WHAT IS BEING ASKED =
Output all of the material beneath this line exactly as it is.

INPUT DATA =
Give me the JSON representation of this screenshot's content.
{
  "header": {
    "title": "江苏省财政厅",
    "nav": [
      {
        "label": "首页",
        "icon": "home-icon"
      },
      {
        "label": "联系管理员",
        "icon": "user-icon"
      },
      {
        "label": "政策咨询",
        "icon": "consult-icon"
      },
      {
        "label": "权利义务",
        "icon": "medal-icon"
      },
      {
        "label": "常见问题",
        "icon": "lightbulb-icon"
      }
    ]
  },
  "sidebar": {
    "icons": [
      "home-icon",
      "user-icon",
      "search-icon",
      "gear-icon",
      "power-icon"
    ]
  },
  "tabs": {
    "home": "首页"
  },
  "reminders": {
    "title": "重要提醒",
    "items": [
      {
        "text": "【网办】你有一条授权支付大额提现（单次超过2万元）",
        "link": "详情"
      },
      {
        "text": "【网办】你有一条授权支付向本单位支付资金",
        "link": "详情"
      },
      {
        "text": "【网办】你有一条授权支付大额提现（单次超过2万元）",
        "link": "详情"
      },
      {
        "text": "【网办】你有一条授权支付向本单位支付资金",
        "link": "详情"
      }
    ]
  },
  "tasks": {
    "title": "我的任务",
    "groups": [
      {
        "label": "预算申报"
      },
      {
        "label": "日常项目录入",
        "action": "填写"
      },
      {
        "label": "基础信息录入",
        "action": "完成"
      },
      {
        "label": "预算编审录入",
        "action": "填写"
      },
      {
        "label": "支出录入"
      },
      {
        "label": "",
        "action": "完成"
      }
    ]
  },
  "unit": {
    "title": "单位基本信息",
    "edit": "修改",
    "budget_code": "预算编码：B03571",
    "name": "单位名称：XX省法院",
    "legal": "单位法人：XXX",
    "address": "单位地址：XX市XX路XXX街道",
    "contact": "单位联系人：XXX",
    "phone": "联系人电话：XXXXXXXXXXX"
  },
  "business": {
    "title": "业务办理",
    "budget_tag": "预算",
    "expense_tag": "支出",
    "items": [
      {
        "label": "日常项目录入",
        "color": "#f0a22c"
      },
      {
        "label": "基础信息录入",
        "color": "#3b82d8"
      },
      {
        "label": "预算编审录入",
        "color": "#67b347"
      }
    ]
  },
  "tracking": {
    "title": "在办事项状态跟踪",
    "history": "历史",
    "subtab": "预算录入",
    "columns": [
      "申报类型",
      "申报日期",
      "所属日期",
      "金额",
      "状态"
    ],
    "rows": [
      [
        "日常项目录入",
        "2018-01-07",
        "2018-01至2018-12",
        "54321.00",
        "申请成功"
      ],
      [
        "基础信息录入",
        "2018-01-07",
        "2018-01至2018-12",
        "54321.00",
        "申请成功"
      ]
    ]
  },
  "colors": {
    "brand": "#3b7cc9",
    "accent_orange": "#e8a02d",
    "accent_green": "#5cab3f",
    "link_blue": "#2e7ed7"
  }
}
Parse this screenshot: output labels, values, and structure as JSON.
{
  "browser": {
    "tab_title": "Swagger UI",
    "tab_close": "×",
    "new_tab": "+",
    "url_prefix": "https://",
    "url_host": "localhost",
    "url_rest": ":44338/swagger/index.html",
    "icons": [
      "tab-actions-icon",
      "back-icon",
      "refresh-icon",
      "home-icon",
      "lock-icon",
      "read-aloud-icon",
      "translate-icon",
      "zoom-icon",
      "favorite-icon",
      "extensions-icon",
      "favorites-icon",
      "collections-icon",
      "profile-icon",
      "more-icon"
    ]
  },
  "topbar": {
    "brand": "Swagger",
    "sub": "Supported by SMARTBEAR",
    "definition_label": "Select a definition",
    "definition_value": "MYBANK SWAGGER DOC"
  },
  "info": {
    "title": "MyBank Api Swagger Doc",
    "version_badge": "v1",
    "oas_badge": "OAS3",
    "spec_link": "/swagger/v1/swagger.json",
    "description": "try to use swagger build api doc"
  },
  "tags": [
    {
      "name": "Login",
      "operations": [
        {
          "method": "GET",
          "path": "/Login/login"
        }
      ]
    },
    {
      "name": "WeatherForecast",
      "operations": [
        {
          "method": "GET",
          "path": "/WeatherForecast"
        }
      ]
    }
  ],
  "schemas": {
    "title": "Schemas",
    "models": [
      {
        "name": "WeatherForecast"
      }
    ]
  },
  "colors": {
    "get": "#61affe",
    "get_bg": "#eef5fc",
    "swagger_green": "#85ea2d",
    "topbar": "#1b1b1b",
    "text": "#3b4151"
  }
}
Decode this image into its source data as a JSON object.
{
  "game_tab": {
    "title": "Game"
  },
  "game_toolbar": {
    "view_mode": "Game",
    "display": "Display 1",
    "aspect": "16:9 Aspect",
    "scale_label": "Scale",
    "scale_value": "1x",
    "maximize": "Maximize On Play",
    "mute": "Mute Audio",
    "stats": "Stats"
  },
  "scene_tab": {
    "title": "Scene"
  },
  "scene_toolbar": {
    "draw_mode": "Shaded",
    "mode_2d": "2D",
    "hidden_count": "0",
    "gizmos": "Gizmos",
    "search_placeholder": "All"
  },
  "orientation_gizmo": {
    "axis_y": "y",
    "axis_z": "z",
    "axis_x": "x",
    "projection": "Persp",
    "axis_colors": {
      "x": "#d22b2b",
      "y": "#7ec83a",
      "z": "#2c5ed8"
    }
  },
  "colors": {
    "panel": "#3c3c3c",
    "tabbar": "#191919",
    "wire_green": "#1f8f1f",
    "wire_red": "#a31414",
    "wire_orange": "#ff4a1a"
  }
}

REPLY TO THE EXERCISE =
Give me the JSON representation of this screenshot's content.
{
  "header": {
    "title": "江苏省财政厅",
    "nav": [
      {
        "label": "首页",
        "icon": "home-icon"
      },
      {
        "label": "联系管理员",
        "icon": "user-icon"
      },
      {
        "label": "政策咨询",
        "icon": "consult-icon"
      },
      {
        "label": "权利义务",
        "icon": "medal-icon"
      },
      {
        "label": "常见问题",
        "icon": "lightbulb-icon"
      }
    ]
  },
  "sidebar": {
    "icons": [
      "home-icon",
      "user-icon",
      "search-icon",
      "gear-icon",
      "power-icon"
    ]
  },
  "tabs": {
    "home": "首页"
  },
  "reminders": {
    "title": "重要提醒",
    "items": [
      {
        "text": "【网办】你有一条授权支付大额提现（单次超过2万元）",
        "link": "详情"
      },
      {
        "text": "【网办】你有一条授权支付向本单位支付资金",
        "link": "详情"
      },
      {
        "text": "【网办】你有一条授权支付大额提现（单次超过2万元）",
        "link": "详情"
      },
      {
        "text": "【网办】你有一条授权支付向本单位支付资金",
        "link": "详情"
      }
    ]
  },
  "tasks": {
    "title": "我的任务",
    "groups": [
      {
        "label": "预算申报"
      },
      {
        "label": "日常项目录入",
        "action": "填写"
      },
      {
        "label": "基础信息录入",
        "action": "完成"
      },
      {
        "label": "预算编审录入",
        "action": "填写"
      },
      {
        "label": "支出录入"
      },
      {
        "label": "",
        "action": "完成"
      }
    ]
  },
  "unit": {
    "title": "单位基本信息",
    "edit": "修改",
    "budget_code": "预算编码：B03571",
    "name": "单位名称：XX省法院",
    "legal": "单位法人：XXX",
    "address": "单位地址：XX市XX路XXX街道",
    "contact": "单位联系人：XXX",
    "phone": "联系人电话：XXXXXXXXXXX"
  },
  "business": {
    "title": "业务办理",
    "budget_tag": "预算",
    "expense_tag": "支出",
    "items": [
      {
        "label": "日常项目录入",
        "color": "#f0a22c"
      },
      {
        "label": "基础信息录入",
        "color": "#3b82d8"
      },
      {
        "label": "预算编审录入",
        "color": "#67b347"
      }
    ]
  },
  "tracking": {
    "title": "在办事项状态跟踪",
    "history": "历史",
    "subtab": "预算录入",
    "columns": [
      "申报类型",
      "申报日期",
      "所属日期",
      "金额",
      "状态"
    ],
    "rows": [
      [
        "日常项目录入",
        "2018-01-07",
        "2018-01至2018-12",
        "54321.00",
        "申请成功"
      ],
      [
        "基础信息录入",
        "2018-01-07",
        "2018-01至2018-12",
        "54321.00",
        "申请成功"
      ]
    ]
  },
  "colors": {
    "brand": "#3b7cc9",
    "accent_orange": "#e8a02d",
    "accent_green": "#5cab3f",
    "link_blue": "#2e7ed7"
  }
}
Parse this screenshot: output labels, values, and structure as JSON.
{
  "browser": {
    "tab_title": "Swagger UI",
    "tab_close": "×",
    "new_tab": "+",
    "url_prefix": "https://",
    "url_host": "localhost",
    "url_rest": ":44338/swagger/index.html",
    "icons": [
      "tab-actions-icon",
      "back-icon",
      "refresh-icon",
      "home-icon",
      "lock-icon",
      "read-aloud-icon",
      "translate-icon",
      "zoom-icon",
      "favorite-icon",
      "extensions-icon",
      "favorites-icon",
      "collections-icon",
      "profile-icon",
      "more-icon"
    ]
  },
  "topbar": {
    "brand": "Swagger",
    "sub": "Supported by SMARTBEAR",
    "definition_label": "Select a definition",
    "definition_value": "MYBANK SWAGGER DOC"
  },
  "info": {
    "title": "MyBank Api Swagger Doc",
    "version_badge": "v1",
    "oas_badge": "OAS3",
    "spec_link": "/swagger/v1/swagger.json",
    "description": "try to use swagger build api doc"
  },
  "tags": [
    {
      "name": "Login",
      "operations": [
        {
          "method": "GET",
          "path": "/Login/login"
        }
      ]
    },
    {
      "name": "WeatherForecast",
      "operations": [
        {
          "method": "GET",
          "path": "/WeatherForecast"
        }
      ]
    }
  ],
  "schemas": {
    "title": "Schemas",
    "models": [
      {
        "name": "WeatherForecast"
      }
    ]
  },
  "colors": {
    "get": "#61affe",
    "get_bg": "#eef5fc",
    "swagger_green": "#85ea2d",
    "topbar": "#1b1b1b",
    "text": "#3b4151"
  }
}
Decode this image into its source data as a JSON object.
{
  "game_tab": {
    "title": "Game"
  },
  "game_toolbar": {
    "view_mode": "Game",
    "display": "Display 1",
    "aspect": "16:9 Aspect",
    "scale_label": "Scale",
    "scale_value": "1x",
    "maximize": "Maximize On Play",
    "mute": "Mute Audio",
    "stats": "Stats"
  },
  "scene_tab": {
    "title": "Scene"
  },
  "scene_toolbar": {
    "draw_mode": "Shaded",
    "mode_2d": "2D",
    "hidden_count": "0",
    "gizmos": "Gizmos",
    "search_placeholder": "All"
  },
  "orientation_gizmo": {
    "axis_y": "y",
    "axis_z": "z",
    "axis_x": "x",
    "projection": "Persp",
    "axis_colors": {
      "x": "#d22b2b",
      "y": "#7ec83a",
      "z": "#2c5ed8"
    }
  },
  "colors": {
    "panel": "#3c3c3c",
    "tabbar": "#191919",
    "wire_green": "#1f8f1f",
    "wire_red": "#a31414",
    "wire_orange": "#ff4a1a"
  }
}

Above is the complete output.